Not that there’s anything lacking about the rest of the album.  There’s all kind of lovely tension and fire in their rendition of John Coltrane’s “Alabama,” and they turn up the voltage a couple extra notches and switch out the tension for speed on “Rashied.”  A cover of Earth, Wind and Fire’s “Serpentine Fire” allows for some nice diversions in tempo with a groove.  A rendition of Miles Davis’s “Blue In Green” is the opportunity they take to release their foot from the gas pedal and dive into introspection.  There’s some solid work laid down here, and nothing on the album leaves the impression of something that should have been left on the studio floor.  But all of it pales in comparison to the title-track’s persona.  That alone makes this album worth the price of admission.

Your album personnel:  Jack DeJohnette (drums, piano, electronic percussion), Ravi Coltrane (tenor, soprano & sopranino saxophones) and Matthew Garrison (electric bass, electronics)

Released on ECM Records.

Available at:  Amazon

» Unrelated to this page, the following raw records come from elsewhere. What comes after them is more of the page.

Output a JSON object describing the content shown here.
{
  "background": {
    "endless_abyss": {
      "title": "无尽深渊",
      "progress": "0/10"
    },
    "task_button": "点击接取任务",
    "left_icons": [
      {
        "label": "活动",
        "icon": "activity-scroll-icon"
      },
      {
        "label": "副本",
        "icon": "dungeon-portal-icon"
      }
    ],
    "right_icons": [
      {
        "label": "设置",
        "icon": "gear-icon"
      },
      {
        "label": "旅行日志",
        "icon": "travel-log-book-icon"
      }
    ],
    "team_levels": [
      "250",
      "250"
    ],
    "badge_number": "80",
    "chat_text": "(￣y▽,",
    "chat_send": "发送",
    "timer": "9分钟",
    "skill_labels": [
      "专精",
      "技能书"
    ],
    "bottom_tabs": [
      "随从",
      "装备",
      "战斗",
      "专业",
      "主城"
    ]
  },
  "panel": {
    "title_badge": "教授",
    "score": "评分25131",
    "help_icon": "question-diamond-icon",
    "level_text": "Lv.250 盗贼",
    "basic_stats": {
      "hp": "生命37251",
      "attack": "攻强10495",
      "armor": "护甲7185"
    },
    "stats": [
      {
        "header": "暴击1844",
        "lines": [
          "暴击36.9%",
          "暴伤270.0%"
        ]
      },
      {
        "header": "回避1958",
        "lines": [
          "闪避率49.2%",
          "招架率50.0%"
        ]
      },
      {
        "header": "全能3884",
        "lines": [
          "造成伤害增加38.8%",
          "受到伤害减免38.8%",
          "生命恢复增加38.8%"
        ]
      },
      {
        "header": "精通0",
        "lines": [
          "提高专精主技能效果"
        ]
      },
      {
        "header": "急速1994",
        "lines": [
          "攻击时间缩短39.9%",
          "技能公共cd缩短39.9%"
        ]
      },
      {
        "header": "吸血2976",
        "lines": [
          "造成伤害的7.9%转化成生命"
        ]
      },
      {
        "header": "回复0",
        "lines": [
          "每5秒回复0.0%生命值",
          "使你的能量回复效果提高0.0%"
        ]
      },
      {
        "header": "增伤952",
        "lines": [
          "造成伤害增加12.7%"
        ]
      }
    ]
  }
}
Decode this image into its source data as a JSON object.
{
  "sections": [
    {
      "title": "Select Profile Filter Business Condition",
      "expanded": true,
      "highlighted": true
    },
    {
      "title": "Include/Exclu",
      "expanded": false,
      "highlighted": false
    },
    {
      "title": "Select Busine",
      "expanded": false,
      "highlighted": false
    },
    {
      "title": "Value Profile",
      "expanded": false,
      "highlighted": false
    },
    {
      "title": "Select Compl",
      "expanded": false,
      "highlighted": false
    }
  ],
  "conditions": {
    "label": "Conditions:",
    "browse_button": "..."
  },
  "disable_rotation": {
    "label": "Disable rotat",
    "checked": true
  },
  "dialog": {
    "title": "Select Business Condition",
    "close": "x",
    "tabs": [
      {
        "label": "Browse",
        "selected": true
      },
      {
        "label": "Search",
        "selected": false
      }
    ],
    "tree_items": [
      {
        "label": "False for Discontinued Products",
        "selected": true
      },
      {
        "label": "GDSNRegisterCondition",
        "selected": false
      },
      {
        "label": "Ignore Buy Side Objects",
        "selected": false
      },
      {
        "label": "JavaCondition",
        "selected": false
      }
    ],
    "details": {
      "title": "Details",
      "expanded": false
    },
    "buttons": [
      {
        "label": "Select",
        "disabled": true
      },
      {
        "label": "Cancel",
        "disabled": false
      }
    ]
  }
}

Nik Bärtsch’s Mobile – Continuum

nik-bartschs-mobile-continuumIt’s always pretty easy to assume what you’re gonna get with a Nik Bärtsch recording, and while consistently living up to expectations, he still somehow keeps putting out an album with its own personality.  His newest has him with an old/new ensemble going as Mobile, but there’s overlap with older projects and prior collaborators.  It’s on “Modul 60” that this particular group at this particular time shows what it’s all about.  The guest string quintet insinuates a cadence of slowly rolling waves, and the way that Bärtsch and crew modulate their pointilism-style rhythmic approach so that it keeps its determined pace but comes off more as raindrops softly pelting the surface of the waves, it opens up a view to a new kind of serenity.  It’s an illuminating moment and it alters the context of the entirety of the album… even those moments that are exactly what you’d expect from a Bärtsch project.  And if this synopsis is your introduction to Bärtsch’s music, this is an excellent place to start listening.

Your album personnel:  Nik Bärtsch (piano), Sha (bass clarinet, double bass, clarinet), Kaspar Rast (drums, percussion), Nicolas Stocker (drums, tuned percussion) and guests:  Etienne Abelin (violin), Ola Sendecki (violin), David Schnee (viola), Solme Hong (cello) and Ambrosius Huber (cello).

Released on ECM Records.

Available at:  Amazon